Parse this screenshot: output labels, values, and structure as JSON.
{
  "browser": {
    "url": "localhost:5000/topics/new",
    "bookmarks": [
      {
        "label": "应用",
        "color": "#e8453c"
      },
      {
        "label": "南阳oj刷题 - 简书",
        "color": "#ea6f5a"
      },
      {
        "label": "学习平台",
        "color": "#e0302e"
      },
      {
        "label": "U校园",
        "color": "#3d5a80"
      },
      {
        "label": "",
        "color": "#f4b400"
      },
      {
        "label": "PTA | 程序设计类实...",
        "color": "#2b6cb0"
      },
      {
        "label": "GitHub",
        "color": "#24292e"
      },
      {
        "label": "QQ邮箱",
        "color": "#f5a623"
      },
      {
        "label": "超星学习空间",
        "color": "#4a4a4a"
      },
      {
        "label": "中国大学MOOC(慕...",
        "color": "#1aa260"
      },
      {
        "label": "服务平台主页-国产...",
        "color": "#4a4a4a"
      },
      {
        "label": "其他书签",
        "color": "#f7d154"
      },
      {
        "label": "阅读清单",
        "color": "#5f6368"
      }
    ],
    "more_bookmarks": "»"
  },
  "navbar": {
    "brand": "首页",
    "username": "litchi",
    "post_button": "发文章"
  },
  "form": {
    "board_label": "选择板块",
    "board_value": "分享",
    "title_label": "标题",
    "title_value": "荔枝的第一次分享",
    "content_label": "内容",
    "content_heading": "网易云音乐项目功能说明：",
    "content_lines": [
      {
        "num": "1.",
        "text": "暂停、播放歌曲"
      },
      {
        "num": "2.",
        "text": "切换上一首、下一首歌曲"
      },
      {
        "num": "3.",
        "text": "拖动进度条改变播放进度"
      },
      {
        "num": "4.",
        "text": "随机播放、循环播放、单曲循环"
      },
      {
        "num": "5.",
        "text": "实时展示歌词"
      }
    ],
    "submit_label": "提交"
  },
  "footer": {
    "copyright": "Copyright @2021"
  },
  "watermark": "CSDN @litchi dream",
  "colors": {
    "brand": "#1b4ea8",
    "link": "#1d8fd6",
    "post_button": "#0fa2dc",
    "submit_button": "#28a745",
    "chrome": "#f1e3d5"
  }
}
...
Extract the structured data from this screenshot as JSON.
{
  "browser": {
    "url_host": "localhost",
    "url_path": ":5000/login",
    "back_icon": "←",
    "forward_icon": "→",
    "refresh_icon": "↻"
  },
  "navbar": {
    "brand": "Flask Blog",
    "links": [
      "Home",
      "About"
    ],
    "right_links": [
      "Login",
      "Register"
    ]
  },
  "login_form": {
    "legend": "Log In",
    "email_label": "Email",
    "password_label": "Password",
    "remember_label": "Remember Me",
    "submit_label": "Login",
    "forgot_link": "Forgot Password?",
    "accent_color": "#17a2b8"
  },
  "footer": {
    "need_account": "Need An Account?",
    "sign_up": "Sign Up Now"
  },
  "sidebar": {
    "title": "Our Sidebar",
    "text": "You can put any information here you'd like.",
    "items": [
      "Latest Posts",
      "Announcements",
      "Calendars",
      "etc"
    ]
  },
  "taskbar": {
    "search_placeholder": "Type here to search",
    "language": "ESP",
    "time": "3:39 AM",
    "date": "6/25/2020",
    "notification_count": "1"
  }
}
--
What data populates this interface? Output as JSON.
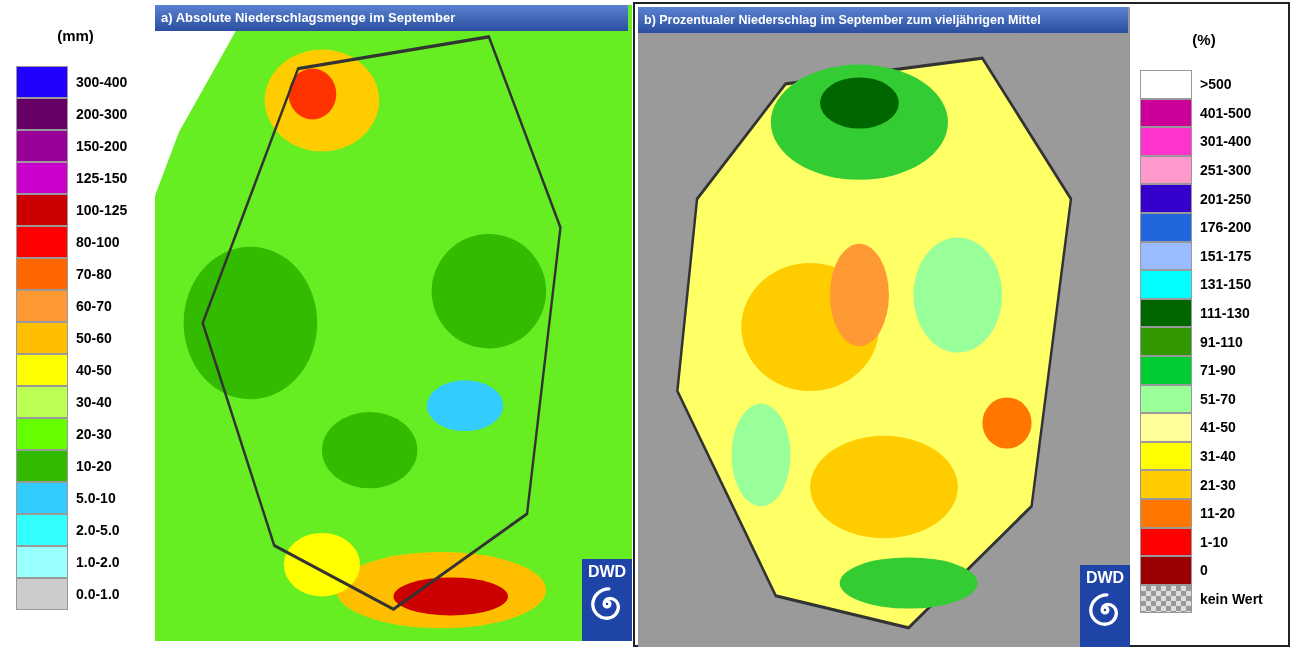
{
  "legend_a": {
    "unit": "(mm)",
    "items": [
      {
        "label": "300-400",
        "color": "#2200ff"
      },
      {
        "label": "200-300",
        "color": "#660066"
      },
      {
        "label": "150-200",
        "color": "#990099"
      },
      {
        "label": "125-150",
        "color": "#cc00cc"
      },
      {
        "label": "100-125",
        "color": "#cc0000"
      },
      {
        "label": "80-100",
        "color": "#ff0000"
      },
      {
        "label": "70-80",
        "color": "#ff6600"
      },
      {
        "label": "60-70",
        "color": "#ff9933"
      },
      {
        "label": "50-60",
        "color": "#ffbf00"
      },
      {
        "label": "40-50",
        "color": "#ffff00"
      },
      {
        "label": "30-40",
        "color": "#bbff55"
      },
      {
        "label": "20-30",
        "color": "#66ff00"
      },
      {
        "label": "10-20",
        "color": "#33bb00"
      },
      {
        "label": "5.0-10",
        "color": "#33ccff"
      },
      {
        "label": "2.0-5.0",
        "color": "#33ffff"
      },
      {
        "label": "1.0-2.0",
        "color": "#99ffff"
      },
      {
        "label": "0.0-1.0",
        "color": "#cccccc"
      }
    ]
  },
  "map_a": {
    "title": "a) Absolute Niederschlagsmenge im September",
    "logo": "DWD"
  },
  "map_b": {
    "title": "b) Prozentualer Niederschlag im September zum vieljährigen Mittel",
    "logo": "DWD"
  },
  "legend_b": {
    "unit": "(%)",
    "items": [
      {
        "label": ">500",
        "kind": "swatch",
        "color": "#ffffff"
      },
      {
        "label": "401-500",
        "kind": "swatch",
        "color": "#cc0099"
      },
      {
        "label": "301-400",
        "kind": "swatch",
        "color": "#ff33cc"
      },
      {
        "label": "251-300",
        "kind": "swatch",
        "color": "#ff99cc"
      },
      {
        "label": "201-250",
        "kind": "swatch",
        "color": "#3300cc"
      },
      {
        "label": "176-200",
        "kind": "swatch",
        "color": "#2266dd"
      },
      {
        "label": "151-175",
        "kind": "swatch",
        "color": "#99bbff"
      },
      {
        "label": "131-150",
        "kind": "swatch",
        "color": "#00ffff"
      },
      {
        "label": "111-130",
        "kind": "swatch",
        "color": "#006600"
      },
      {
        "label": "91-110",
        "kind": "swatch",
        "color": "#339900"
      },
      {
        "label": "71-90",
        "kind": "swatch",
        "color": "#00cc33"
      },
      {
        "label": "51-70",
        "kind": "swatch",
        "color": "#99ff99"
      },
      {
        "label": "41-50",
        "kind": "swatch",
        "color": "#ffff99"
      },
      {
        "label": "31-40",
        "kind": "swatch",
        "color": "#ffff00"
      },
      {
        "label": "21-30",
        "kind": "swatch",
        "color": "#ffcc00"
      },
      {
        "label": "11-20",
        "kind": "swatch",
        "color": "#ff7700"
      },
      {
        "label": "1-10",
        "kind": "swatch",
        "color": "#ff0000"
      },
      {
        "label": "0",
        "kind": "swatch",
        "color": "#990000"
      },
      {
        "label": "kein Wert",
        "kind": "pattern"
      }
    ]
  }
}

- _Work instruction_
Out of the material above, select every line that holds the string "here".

- _The answer_
    "text": "You can put any information here you'd like.",
    "search_placeholder": "Type here to search",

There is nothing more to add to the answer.